Which lines in the entries below contain the string "just"? Show each of them in full.

(Data about app and page elements)

▼

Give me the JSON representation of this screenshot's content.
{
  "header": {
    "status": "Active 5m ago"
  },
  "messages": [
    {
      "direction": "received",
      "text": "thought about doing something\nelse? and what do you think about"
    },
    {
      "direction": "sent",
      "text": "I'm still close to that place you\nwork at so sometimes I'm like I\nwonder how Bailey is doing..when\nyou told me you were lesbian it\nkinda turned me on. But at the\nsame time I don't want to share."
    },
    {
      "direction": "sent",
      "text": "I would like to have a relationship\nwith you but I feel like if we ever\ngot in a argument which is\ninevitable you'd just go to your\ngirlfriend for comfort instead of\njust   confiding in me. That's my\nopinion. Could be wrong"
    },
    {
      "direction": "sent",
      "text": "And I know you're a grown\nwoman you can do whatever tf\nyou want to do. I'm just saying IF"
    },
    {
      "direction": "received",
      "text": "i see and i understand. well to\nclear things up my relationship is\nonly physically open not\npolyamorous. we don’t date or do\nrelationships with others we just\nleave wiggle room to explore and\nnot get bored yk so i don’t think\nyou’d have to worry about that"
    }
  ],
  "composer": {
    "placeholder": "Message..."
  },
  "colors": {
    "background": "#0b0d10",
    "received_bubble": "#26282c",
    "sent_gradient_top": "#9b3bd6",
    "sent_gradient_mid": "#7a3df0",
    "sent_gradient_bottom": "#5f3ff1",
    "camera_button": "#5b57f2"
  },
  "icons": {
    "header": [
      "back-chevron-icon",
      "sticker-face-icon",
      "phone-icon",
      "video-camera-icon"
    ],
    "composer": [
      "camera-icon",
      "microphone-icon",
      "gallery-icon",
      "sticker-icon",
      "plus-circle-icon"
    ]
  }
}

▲

### Answer to the problem
      "text": "I would like to have a relationship\nwith you but I feel like if we ever\ngot in a argument which is\ninevitable you'd just go to your\ngirlfriend for comfort instead of\njust   confiding in me. That's my\nopinion. Could be wrong"
      "text": "And I know you're a grown\nwoman you can do whatever tf\nyou want to do. I'm just saying IF"
      "text": "i see and i understand. well to\nclear things up my relationship is\nonly physically open not\npolyamorous. we don’t date or do\nrelationships with others we just\nleave wiggle room to explore and\nnot get bored yk so i don’t think\nyou’d have to worry about that"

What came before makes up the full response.